Interstitial Lung Disease

Interstitial lung disease is a group of conditions with inflammation and scarring around the tiny air sacs (alveoli) in the lungs. The changes make it hard to take in oxygen.

Inside your lungs

When you breathe, air travels in and out of your lungs through the windpipe (trachea), airways (bronchi), and branching airways (bronchioles). Oxygen (O2) and carbon dioxide (CO2) are exchanged in the tiny air sacs (alveoli). Oxygen passes from the alveoli to the blood vessels through the tissue called interstitium. The blood vessels then carry oxygen-rich blood to the rest of the body. Carbon dioxide moves back from the blood vessels to the alveoli and is then exhaled.

Outline of human head and chest showing lungs and diaphragm. Diaphragm is muscle below lungs. It flattens to draw air in as you inhale, then rises as you exhale. Cross section of bronchiole and alveoli. Bronchiole is smallest airway. Alveoli are air sacs at end of bronchioles. Blood vessels surround alveoli. Closeup of interstitium between alveoli and blood vessel showing oxygen and carbon dioxide exchange. Cross section of damaged alveoli supplying less oxygen to body. Closeup of scarred interstitium not able to exchange enough oxygen and carbon dioxide.

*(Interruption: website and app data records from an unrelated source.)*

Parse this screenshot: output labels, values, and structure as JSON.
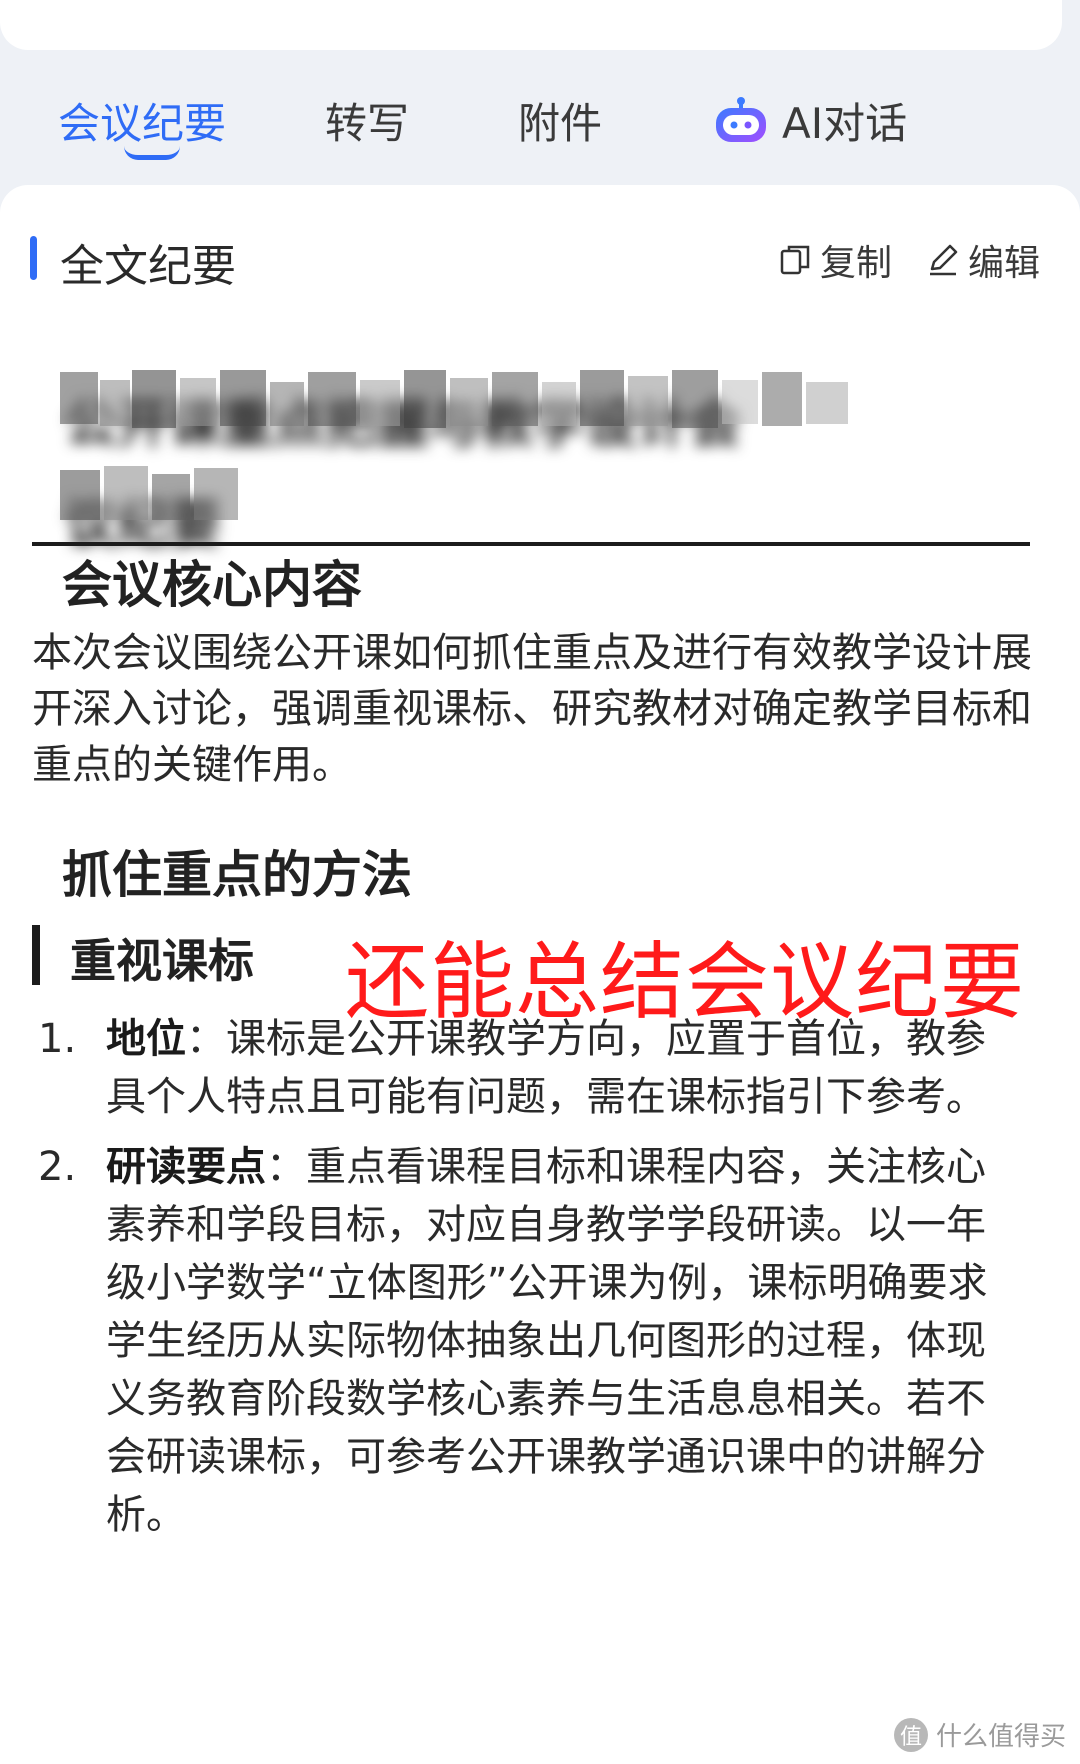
{
  "tabs": [
    {
      "label": "会议纪要",
      "active": true
    },
    {
      "label": "转写",
      "active": false
    },
    {
      "label": "附件",
      "active": false
    },
    {
      "label": "AI对话",
      "active": false,
      "icon": "robot-icon"
    }
  ],
  "section": {
    "title": "全文纪要",
    "actions": [
      {
        "label": "复制",
        "icon": "copy-icon"
      },
      {
        "label": "编辑",
        "icon": "edit-icon"
      }
    ]
  },
  "doc": {
    "title_line1": "公开课重点把握与教学设计会",
    "title_line2": "议纪要",
    "h_core": "会议核心内容",
    "core_paragraph": "本次会议围绕公开课如何抓住重点及进行有效教学设计展开深入讨论，强调重视课标、研究教材对确定教学目标和重点的关键作用。",
    "h_method": "抓住重点的方法",
    "h_subsection": "重视课标",
    "list": [
      {
        "num": "1.",
        "term": "地位",
        "text": "：课标是公开课教学方向，应置于首位，教参具个人特点且可能有问题，需在课标指引下参考。"
      },
      {
        "num": "2.",
        "term": "研读要点",
        "text": "：重点看课程目标和课程内容，关注核心素养和学段目标，对应自身教学学段研读。以一年级小学数学“立体图形”公开课为例，课标明确要求学生经历从实际物体抽象出几何图形的过程，体现义务教育阶段数学核心素养与生活息息相关。若不会研读课标，可参考公开课教学通识课中的讲解分析。"
      }
    ]
  },
  "overlay": {
    "text": "还能总结会议纪要",
    "color": "#ff1a1a"
  },
  "watermark": {
    "badge": "值",
    "text": "什么值得买"
  },
  "colors": {
    "accent": "#2f6cf6",
    "background": "#eef1f6"
  }
}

How lungs become damaged

With interstitial lung disease, there is inflammation and scarring around the alveoli in the lungs. The chanages make it hard to take in oxygen.

Causes of interstitial lung disease

In most cases, interstitial lung disease has no known cause. Some known causes include:

  • Dust from asbestos or silica, gases, fumes, or poisons

  • Some medications

  • Radiation therapy

  • Certain lung infections

  • Connective tissue disease (such as scleroderma, systemic lupus, or rheumatoid arthritis)

Treatment for interstitial lung disease

Treatment may include medication, breathing techniques, exercise, and stress management. In some cases, a lung transplant is an option. Your healthcare team may include:

  • A primary care provider, such as your family doctor or internist

  • A pulmonologist, a specialist in lung problems

  • A respiratory therapist who provides treatment and support for people with lung disease

  • A social worker who helps with your daily needs, family life, and stress